What is an ETF?
ETFs are essentially index funds that are listed on an exchange and track the price performance of the target index closely. The ETF trading value is based on the net asset value (NAV) of the underlying stocks in the target index. E.g., a Nifty ETF will look to replicate CNX Nifty returns.
ETFs are popular world over with nearly 60% of trading volumes on the American Stock Exchange (AMEX) captured by all types of ETFs. At the end of June 2011, the global ETF industry comprised 2,825 ETFs from 146 providers on 49 exchanges around the world with total assets of US$1.49 trillion (Source: www.ifaonline.co.uk).
The ETF advantage
Trade like stocks - You can buy and sell an ETF during market hours on a real time basis as well as put advance orders on purchase such as limits or stops. In case of conventional mutual funds, purchase or sale can be done only once a day after the fund NAV is calculated.
Low cost of investment - The passive investment style with low turnover helps keep costs low. ETFs are known to have among the lowest expense ratios compared to others schemes.
Diversification benefit - In case of Nifty ETF, you own the complete basket of 50 stocks and remain diversified.
Simple and transparent - The underlying securities are known and quantities are pre-defined (In case of conventional mutual fund schemes, one needs to wait for the monthly factsheet). No form filling is required if you transact in the secondary market. Investment can be made directly from the fund house or the exchange.
- Supports small ticket investments - ETFs are a great tool for investors wanting to start with a small corpus.
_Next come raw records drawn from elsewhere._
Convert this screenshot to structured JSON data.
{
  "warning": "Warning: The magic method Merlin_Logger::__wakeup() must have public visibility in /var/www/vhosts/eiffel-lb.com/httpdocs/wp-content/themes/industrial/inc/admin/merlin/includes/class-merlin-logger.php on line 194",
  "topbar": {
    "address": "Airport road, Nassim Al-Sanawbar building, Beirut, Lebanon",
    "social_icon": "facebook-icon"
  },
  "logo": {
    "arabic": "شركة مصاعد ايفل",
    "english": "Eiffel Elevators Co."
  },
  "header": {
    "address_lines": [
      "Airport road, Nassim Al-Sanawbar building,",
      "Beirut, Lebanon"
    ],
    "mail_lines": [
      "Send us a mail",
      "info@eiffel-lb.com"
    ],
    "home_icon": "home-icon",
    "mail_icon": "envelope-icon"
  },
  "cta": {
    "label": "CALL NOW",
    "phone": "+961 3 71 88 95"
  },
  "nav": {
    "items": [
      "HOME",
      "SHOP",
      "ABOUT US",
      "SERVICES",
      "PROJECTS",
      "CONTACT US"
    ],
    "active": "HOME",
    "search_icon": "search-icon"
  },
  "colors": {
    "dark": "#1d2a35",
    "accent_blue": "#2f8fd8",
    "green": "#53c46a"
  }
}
The minimum ticket size is 1 unit (in case of IIFL Nifty ETF, 1 unit is approximately 1/10th of Nifty level, i.e Rs500, when Nifty is at 5000). Premium and discount also tends to be higher in the futures segment, than in ETFs.
- ETFs are taxed like stocks - Investors can take advantage of special rates for short term and long-term capital gains.
Concept of tracking error
- Long term investors
- First time investors
- Investors looking for a low cost diversified portfolio
- Traders who do not have enough capital to invest in index futures
- Institutional investors looking to temporarily park cash during portfolio transition
- Arbitrageurs to carry out operations with low impact cost
The extent to which the NAV of the scheme moves in a manner inconsistent with the movements of the underlying Index on any given day or over any given period of time due to any cause or reason whatsoever including but not limited to expenditure incurred by the scheme, dividend payouts if any, all cash not invested at all times as it may keep a portion of funds in cash to meet redemption, purchase price different from the closing price of securities on the day of rebalance of Index, etc.
Points to note before investing in ETFs
- Invest in ETFs with ample secondary market liquidity - Fund houses do depend on market makers and arbitrageurs to maintain liquidity to keep the price in line with the actual NAV.
- ETFs track the target index – Any investor wanting an exposure to a particular target index like Nifty will do well by investing in ETFs. The objective of ETF is to be the index rather than beat the Index.
- Always invest in key benchmarks ETFs rather than sectoral funds - Investing in sectoral ETFs is prone to higher volatility compared to key benchmark ETFs like Nifty.
- Cost of trading on the exchange - Investor will have to bear the cost of brokerage and other applicable statutory levies e.g, Securities Transaction Tax, etc, when the units are bought or sold on the stock exchange.